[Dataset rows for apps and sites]

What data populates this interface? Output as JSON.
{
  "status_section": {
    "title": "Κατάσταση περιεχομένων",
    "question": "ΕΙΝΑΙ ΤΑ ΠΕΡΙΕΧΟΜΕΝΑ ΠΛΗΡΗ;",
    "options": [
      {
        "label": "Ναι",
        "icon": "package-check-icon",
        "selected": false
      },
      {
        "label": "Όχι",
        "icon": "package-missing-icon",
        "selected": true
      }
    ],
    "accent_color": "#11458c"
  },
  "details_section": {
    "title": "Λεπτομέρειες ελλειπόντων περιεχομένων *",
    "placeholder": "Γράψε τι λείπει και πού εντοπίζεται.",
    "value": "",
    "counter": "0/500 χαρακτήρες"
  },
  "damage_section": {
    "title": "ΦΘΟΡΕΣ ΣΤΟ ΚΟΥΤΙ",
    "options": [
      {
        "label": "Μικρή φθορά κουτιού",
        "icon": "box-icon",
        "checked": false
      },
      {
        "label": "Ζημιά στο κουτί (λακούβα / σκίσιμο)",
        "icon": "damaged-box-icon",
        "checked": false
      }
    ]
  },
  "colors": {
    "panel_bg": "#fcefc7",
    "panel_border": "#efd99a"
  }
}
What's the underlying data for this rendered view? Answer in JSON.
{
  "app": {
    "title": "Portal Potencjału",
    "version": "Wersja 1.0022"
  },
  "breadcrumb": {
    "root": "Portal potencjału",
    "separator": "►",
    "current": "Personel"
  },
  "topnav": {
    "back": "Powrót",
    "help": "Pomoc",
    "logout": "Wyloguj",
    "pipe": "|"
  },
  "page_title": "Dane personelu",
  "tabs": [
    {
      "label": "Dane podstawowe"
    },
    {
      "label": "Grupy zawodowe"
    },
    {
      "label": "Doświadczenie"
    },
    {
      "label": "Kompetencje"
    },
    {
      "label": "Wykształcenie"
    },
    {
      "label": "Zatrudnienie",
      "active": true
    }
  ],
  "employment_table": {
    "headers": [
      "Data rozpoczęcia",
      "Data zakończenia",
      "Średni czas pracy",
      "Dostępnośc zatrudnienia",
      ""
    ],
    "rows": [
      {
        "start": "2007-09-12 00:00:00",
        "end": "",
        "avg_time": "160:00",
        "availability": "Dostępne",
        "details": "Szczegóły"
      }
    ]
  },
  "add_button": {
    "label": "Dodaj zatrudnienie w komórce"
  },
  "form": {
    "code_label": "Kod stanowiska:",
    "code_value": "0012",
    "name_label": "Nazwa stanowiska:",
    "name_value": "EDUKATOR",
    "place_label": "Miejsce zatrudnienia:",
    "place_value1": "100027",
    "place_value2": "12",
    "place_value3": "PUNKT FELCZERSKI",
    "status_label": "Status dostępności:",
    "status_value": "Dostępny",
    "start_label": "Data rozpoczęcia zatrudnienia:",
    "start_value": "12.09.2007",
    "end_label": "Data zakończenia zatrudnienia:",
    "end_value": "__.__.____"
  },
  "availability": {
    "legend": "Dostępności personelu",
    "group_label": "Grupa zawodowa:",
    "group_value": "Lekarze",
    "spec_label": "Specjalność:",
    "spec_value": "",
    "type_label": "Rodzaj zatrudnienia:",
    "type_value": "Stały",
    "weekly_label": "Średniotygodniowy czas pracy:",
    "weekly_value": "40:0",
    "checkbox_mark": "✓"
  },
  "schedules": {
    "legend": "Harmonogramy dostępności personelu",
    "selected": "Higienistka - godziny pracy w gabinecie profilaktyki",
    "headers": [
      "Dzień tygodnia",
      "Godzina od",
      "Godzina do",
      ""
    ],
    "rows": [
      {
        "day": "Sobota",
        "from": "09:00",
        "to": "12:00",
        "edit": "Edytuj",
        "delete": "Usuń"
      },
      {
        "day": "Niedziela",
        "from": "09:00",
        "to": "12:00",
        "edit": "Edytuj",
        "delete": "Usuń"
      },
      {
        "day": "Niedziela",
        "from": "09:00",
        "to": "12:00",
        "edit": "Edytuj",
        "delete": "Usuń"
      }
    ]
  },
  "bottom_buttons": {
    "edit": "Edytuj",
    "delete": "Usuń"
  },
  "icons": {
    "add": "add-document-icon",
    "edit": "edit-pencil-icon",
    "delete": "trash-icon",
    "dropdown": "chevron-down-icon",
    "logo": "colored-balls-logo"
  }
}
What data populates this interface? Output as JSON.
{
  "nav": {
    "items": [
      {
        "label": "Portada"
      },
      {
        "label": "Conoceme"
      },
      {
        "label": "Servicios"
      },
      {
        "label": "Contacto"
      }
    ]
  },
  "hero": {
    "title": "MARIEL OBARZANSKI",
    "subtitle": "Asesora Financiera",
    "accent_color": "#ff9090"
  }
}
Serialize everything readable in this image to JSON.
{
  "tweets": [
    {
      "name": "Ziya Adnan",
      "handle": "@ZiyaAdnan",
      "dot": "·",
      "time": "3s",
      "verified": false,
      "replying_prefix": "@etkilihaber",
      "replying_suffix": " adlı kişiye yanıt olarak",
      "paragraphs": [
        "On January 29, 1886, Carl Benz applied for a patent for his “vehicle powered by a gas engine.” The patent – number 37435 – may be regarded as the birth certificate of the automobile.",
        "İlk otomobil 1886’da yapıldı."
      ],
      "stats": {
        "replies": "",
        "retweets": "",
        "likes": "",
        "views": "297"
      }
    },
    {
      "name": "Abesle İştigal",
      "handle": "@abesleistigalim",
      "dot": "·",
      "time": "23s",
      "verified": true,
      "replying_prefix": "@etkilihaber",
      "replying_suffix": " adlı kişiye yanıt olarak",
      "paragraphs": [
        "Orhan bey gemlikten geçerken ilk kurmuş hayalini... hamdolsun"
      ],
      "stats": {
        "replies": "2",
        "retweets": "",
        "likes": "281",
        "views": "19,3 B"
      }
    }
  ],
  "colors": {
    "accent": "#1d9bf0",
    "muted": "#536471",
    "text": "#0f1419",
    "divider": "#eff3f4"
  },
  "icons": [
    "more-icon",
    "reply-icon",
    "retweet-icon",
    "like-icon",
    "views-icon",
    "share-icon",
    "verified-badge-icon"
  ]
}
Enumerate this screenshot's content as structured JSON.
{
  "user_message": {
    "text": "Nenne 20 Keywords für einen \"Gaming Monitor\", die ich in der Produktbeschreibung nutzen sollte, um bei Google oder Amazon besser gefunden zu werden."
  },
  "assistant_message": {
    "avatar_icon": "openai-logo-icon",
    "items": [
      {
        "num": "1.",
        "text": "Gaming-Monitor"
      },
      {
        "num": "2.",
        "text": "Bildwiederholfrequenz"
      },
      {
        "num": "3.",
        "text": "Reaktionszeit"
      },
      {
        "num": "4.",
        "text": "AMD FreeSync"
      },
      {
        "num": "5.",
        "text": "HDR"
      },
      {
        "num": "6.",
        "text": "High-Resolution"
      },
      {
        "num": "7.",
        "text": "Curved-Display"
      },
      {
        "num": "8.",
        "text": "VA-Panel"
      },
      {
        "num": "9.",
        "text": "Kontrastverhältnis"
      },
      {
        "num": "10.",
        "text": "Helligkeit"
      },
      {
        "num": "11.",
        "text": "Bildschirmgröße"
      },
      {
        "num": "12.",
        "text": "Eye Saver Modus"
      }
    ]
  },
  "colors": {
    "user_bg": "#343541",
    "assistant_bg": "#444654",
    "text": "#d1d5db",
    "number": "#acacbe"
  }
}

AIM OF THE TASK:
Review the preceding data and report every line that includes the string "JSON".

ANSWER FOR THE TASK:
What data populates this interface? Output as JSON.
What's the underlying data for this rendered view? Answer in JSON.
What data populates this interface? Output as JSON.
Serialize everything readable in this image to JSON.
Enumerate this screenshot's content as structured JSON.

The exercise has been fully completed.